(AVAILABLE RECORDS begins)

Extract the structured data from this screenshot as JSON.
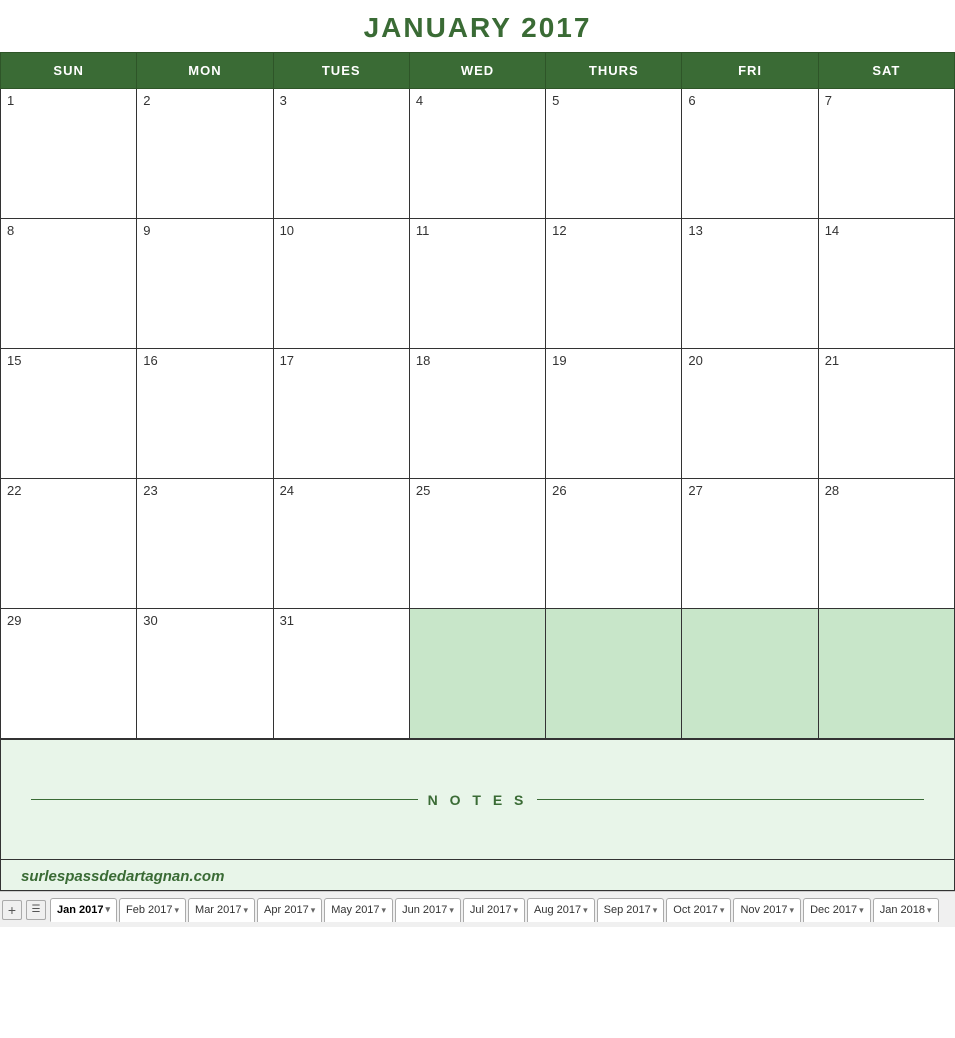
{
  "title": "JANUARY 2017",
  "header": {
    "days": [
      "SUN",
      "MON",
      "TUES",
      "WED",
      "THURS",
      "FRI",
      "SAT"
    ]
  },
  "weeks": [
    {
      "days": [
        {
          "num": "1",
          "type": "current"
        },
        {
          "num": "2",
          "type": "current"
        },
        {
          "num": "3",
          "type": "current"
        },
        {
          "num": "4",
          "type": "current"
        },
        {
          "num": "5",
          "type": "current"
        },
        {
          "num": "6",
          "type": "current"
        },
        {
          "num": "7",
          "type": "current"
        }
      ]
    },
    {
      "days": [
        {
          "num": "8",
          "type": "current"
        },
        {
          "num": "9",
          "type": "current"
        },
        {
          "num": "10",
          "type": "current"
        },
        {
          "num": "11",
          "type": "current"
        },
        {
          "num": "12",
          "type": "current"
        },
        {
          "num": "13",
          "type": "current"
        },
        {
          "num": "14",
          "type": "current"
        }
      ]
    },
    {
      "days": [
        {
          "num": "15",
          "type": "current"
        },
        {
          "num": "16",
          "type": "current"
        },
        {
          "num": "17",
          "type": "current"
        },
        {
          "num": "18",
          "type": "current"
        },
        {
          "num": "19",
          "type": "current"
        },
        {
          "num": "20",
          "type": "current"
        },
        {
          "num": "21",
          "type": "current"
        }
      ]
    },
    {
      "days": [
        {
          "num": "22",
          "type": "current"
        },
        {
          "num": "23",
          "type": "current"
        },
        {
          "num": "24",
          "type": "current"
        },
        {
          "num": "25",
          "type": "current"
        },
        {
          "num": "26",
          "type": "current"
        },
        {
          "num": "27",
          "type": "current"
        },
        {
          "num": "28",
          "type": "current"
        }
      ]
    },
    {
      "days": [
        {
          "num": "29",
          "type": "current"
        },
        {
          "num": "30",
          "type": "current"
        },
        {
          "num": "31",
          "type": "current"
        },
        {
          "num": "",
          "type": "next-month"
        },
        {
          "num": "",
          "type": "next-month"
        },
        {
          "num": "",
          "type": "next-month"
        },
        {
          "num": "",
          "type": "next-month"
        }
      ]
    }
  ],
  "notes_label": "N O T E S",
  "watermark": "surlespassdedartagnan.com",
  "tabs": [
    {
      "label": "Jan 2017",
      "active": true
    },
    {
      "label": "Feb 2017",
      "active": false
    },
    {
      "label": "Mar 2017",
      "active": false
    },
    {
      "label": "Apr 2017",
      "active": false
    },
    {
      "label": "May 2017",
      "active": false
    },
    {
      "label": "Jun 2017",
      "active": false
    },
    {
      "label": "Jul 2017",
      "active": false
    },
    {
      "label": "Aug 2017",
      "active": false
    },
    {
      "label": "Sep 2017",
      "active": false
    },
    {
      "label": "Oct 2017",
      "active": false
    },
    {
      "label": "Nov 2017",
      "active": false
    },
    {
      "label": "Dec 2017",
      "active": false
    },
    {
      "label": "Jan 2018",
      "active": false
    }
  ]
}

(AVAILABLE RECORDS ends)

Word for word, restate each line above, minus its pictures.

Extract the structured data from this screenshot as JSON.
{
  "title": "JANUARY 2017",
  "header": {
    "days": [
      "SUN",
      "MON",
      "TUES",
      "WED",
      "THURS",
      "FRI",
      "SAT"
    ]
  },
  "weeks": [
    {
      "days": [
        {
          "num": "1",
          "type": "current"
        },
        {
          "num": "2",
          "type": "current"
        },
        {
          "num": "3",
          "type": "current"
        },
        {
          "num": "4",
          "type": "current"
        },
        {
          "num": "5",
          "type": "current"
        },
        {
          "num": "6",
          "type": "current"
        },
        {
          "num": "7",
          "type": "current"
        }
      ]
    },
    {
      "days": [
        {
          "num": "8",
          "type": "current"
        },
        {
          "num": "9",
          "type": "current"
        },
        {
          "num": "10",
          "type": "current"
        },
        {
          "num": "11",
          "type": "current"
        },
        {
          "num": "12",
          "type": "current"
        },
        {
          "num": "13",
          "type": "current"
        },
        {
          "num": "14",
          "type": "current"
        }
      ]
    },
    {
      "days": [
        {
          "num": "15",
          "type": "current"
        },
        {
          "num": "16",
          "type": "current"
        },
        {
          "num": "17",
          "type": "current"
        },
        {
          "num": "18",
          "type": "current"
        },
        {
          "num": "19",
          "type": "current"
        },
        {
          "num": "20",
          "type": "current"
        },
        {
          "num": "21",
          "type": "current"
        }
      ]
    },
    {
      "days": [
        {
          "num": "22",
          "type": "current"
        },
        {
          "num": "23",
          "type": "current"
        },
        {
          "num": "24",
          "type": "current"
        },
        {
          "num": "25",
          "type": "current"
        },
        {
          "num": "26",
          "type": "current"
        },
        {
          "num": "27",
          "type": "current"
        },
        {
          "num": "28",
          "type": "current"
        }
      ]
    },
    {
      "days": [
        {
          "num": "29",
          "type": "current"
        },
        {
          "num": "30",
          "type": "current"
        },
        {
          "num": "31",
          "type": "current"
        },
        {
          "num": "",
          "type": "next-month"
        },
        {
          "num": "",
          "type": "next-month"
        },
        {
          "num": "",
          "type": "next-month"
        },
        {
          "num": "",
          "type": "next-month"
        }
      ]
    }
  ],
  "notes_label": "N O T E S",
  "watermark": "surlespassdedartagnan.com",
  "tabs": [
    {
      "label": "Jan 2017",
      "active": true
    },
    {
      "label": "Feb 2017",
      "active": false
    },
    {
      "label": "Mar 2017",
      "active": false
    },
    {
      "label": "Apr 2017",
      "active": false
    },
    {
      "label": "May 2017",
      "active": false
    },
    {
      "label": "Jun 2017",
      "active": false
    },
    {
      "label": "Jul 2017",
      "active": false
    },
    {
      "label": "Aug 2017",
      "active": false
    },
    {
      "label": "Sep 2017",
      "active": false
    },
    {
      "label": "Oct 2017",
      "active": false
    },
    {
      "label": "Nov 2017",
      "active": false
    },
    {
      "label": "Dec 2017",
      "active": false
    },
    {
      "label": "Jan 2018",
      "active": false
    }
  ]
}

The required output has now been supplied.